Joseph Roman is happiest on the basketball court — in fact, he loves the sport so much that if his mother, Alba, is running late on her way to pick him up for practice, he’ll send an anxious text or two to make sure she knows he can’t miss it. The 12-year-old, who has cerebral palsy, has been playing the adaptive sport for three years on a team made up of mostly adults. But the age difference doesn’t slow him down. “It’s wonderful to watch him enjoying himself so much,” says Alba.
Although Joseph was born in Florida, his parents were frustrated by the quality of services available to him there. The couple, who are originally from Massachusetts, moved back north for Joseph’s care when he was 4 years old. “We already knew that Boston Children’s is one of the top hospitals, so it made sense for us to bring our son there,” Alba explains.
Striving for more independence
In Boston, the Romans sought to help Joseph become more independent. While they knew that their son likely wouldn’t be able to walk completely unassisted, they hoped that the team at the hospital’s Cerebral Palsy and Spasticity Center could help enhance his mobility. “Our ultimate dream was for him to not spend his entire life in a wheelchair,” says his mom.

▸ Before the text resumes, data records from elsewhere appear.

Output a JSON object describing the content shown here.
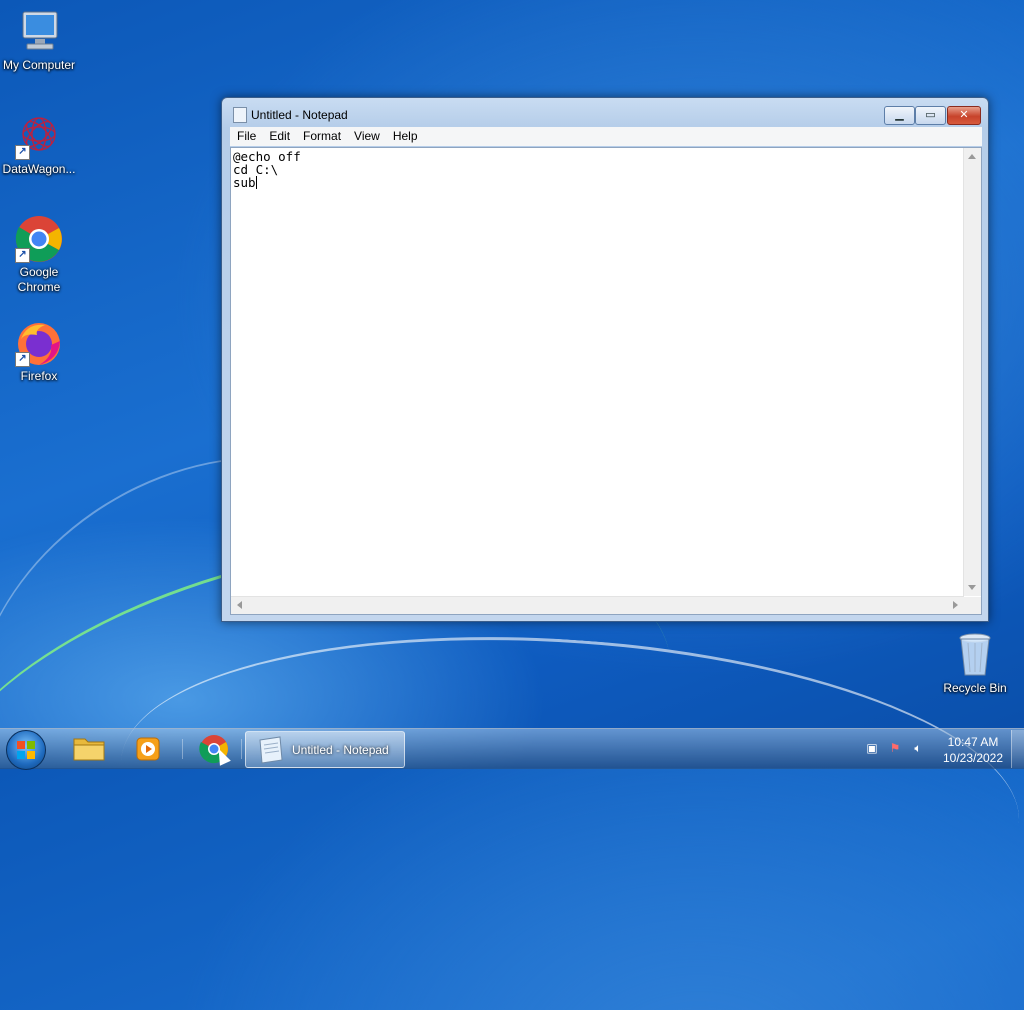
{
  "desktop": {
    "icons": [
      {
        "label": "My Computer",
        "icon": "computer-icon"
      },
      {
        "label": "DataWagon...",
        "icon": "datawagon-icon"
      },
      {
        "label": "Google Chrome",
        "icon": "chrome-icon"
      },
      {
        "label": "Firefox",
        "icon": "firefox-icon"
      },
      {
        "label": "Recycle Bin",
        "icon": "recycle-bin-icon"
      }
    ],
    "shortcut_arrow": "↗"
  },
  "notepad": {
    "title": "Untitled - Notepad",
    "minimize_glyph": "▁",
    "maximize_glyph": "▭",
    "close_glyph": "✕",
    "menu": [
      "File",
      "Edit",
      "Format",
      "View",
      "Help"
    ],
    "text": "@echo off\ncd C:\\\nsub"
  },
  "taskbar": {
    "active_window_label": "Untitled - Notepad",
    "tray_icons": [
      "network-icon",
      "action-center-flag-icon",
      "volume-icon"
    ],
    "clock_time": "10:47 AM",
    "clock_date": "10/23/2022"
  },
  "colors": {
    "desktop_blue": "#1a6fd0",
    "close_red": "#c7432b"
  }
}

Because the spasticity, or muscle tightness, in his legs can make it difficult to control them, Joseph’s clinicians surgically implanted a baclofen pump, which releases this antispasmodic medication only to the parts of his body that need it. A few years ago, the boy also underwent a series of surgical procedures by Dr. Benjamin Shore, one of the center’s co-directors. These operations helped straighten his legs and improve function, allowing for better movement. More recently, Joseph has also begun seeing the center’s physiatrist, Dr. David Fogelman, who works with him to help strengthen his legs and improve his gait.
Lessening the fear
Like many kids, Joseph doesn’t exactly look forward to medical appointments, but once he arrives at the hospital and sees his friends Dr. Shore and Dr. Fogelman, he relaxes a bit. “The way they both treat him and make him feel — he leaves the room smiling,” says Alba. “He likes to joke with Dr. Fogelman and talk about writing music together. These doctors help get rid of his initial fear.”
While basketball remains his first love, Joseph also enjoys playing video games and hanging out with his friends. And the various procedures he’s undergone — and his hard work at the hospital — are paying off: He’s now able to get around school on crutches. “We know that he may never walk totally without support, but the fact that he’s able to walk at all is amazing,” says Alba. “This is a wonderful thing for him, and we’re so grateful.”
Learn about the Cerebral Palsy and Spasticity Center.